America lost a great man, Justice Antonin Scalia a man who was more than a great thinker, and brilliant jurist, who popularized “originalist theory”  (relying on the words of the constitution and and the description of the document by it’s authors). When history looks back on his 30-years serving on the Supreme Court will be known as one of a handful of the greatest justices in American history.

I will leave it to others to talk about the way Justice Scalia changed the court, or artful writing style, or his bombastic personality which endeared him to those who agreed and disagreed with his opinion. Sadly I never had the chance to meet him in person, but did hear about his wonderful sense of humor and his deep love for his friends and family.

Instead of talking about any of the above,  I would like review the late Judge’s greatest legal opinion. That’s right, his ruling that Chicago deep dish pizza wasn’t true pizza.

The ruling was issued on Valentines Day  in February 2014 night at a birthday celebration for Americas First President George Washington. The celebration was held at the Union League Club of Chicago where the great Supreme Court Justice ruled that Chicago “deep dish” pizza, wasn’t really pizza.

The evening’s discussion ranged from his favorite president (Washington) to religious constitutional issues (government can’t favor one religion over another but doesn’t have to avoid religion). It was near the end of the night the Justice made his ruling. Scalia directed his comments on the pizza issue during the question and answer session after his speech. He said he liked both Chicago and New York style pizza, but Chicago style “shouldn’t be called pizza” he said.

With that ruling, Justice Scalia agreed with the legal precedent he set in October 2011 when he said:

“I do indeed like so-called ‘deep dish pizza.’ It’s very tasty,” the high court’s most outspoken conservative said after a moment’s hesitation. “But it should not be called ‘pizza.’ It should be called ‘a tomato pie.’ Real pizza is Neapolitan. [from Naples, Italy] It is thin. It is chewy and crispy, OK?”​

At the time some argued that Scalia should recuse himself because he was born in Queens, grew up in New Jersey and would naturally favor the pizza served in New York. Others argued that Scalia’s decision was fair because he did spent time teaching at the University of Chicago. In the end Chicago never appealed the decision.
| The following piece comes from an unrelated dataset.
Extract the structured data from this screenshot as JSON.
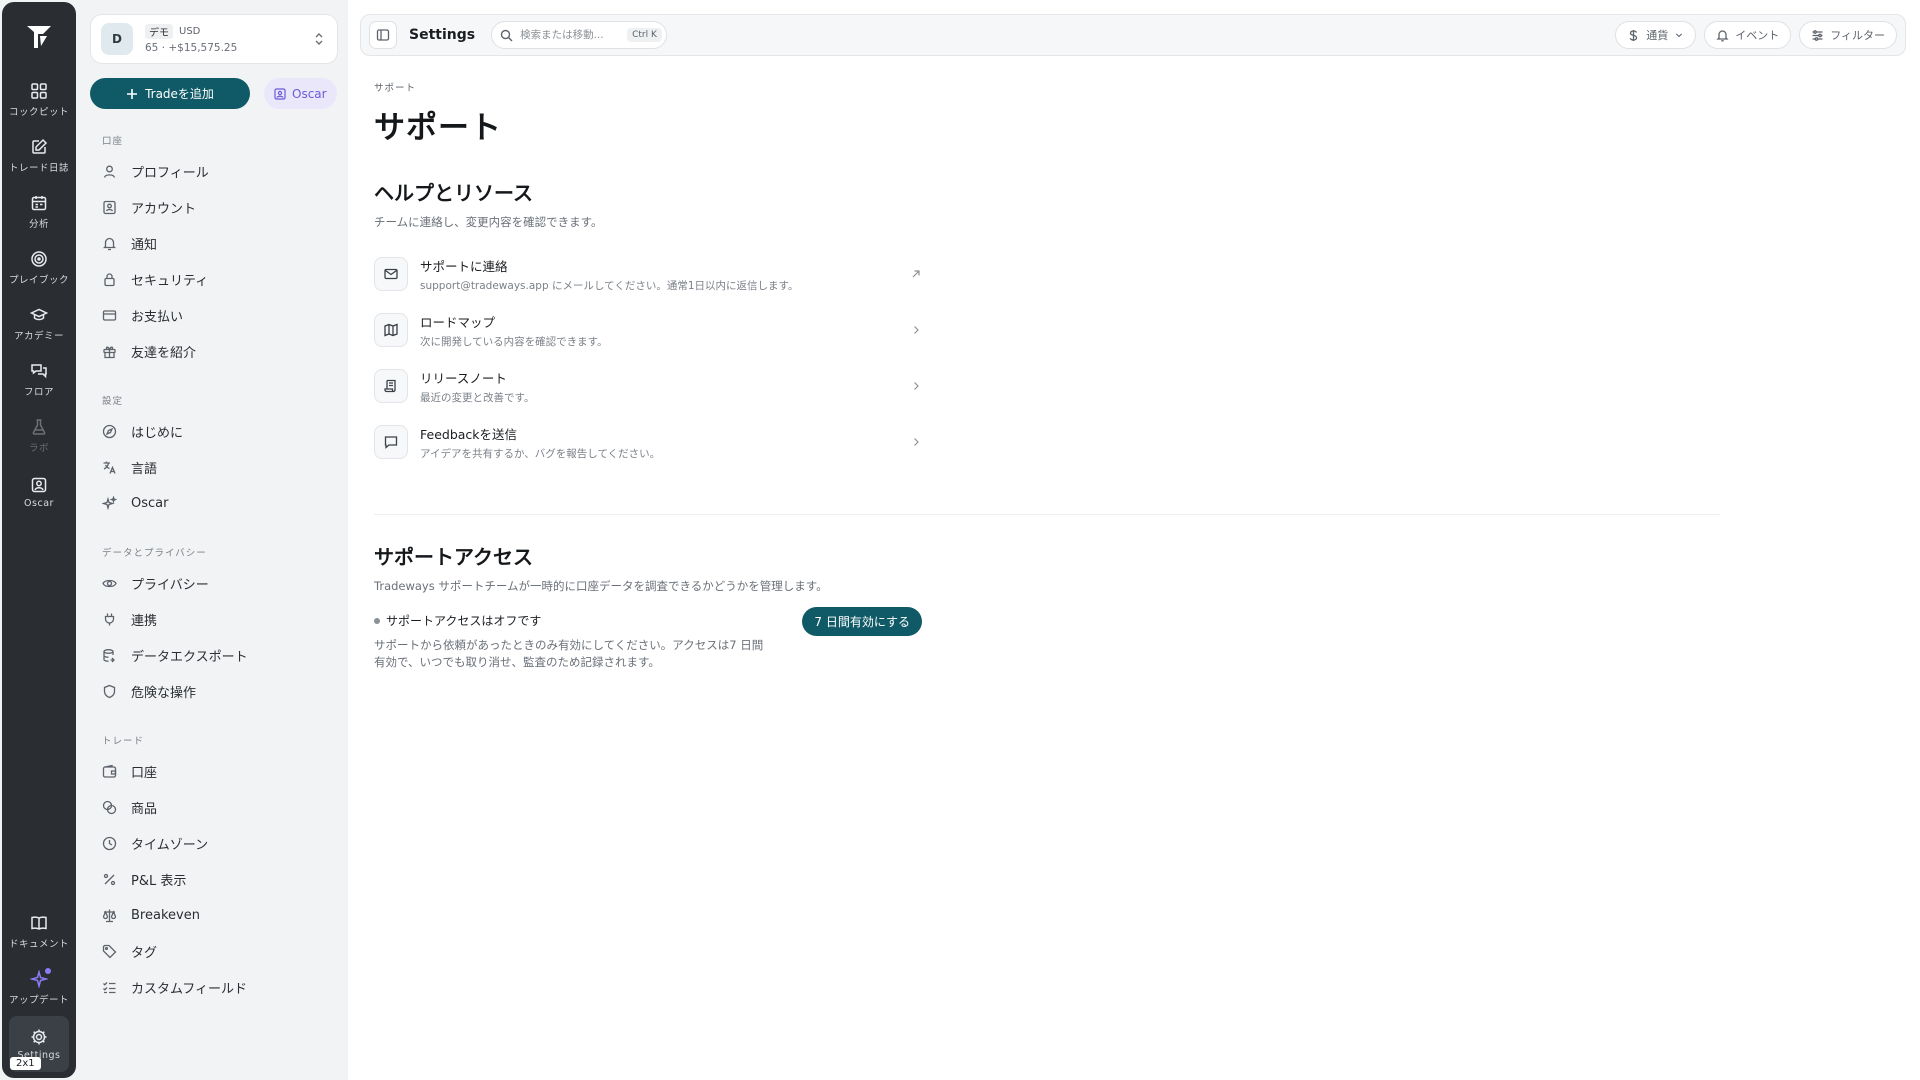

May Justice Antonin Scalia, a man whose personality and love of others was as big as his legal mind, rest in peace. And may God comfort his wife, children, other family, and many, many, friends and loved ones.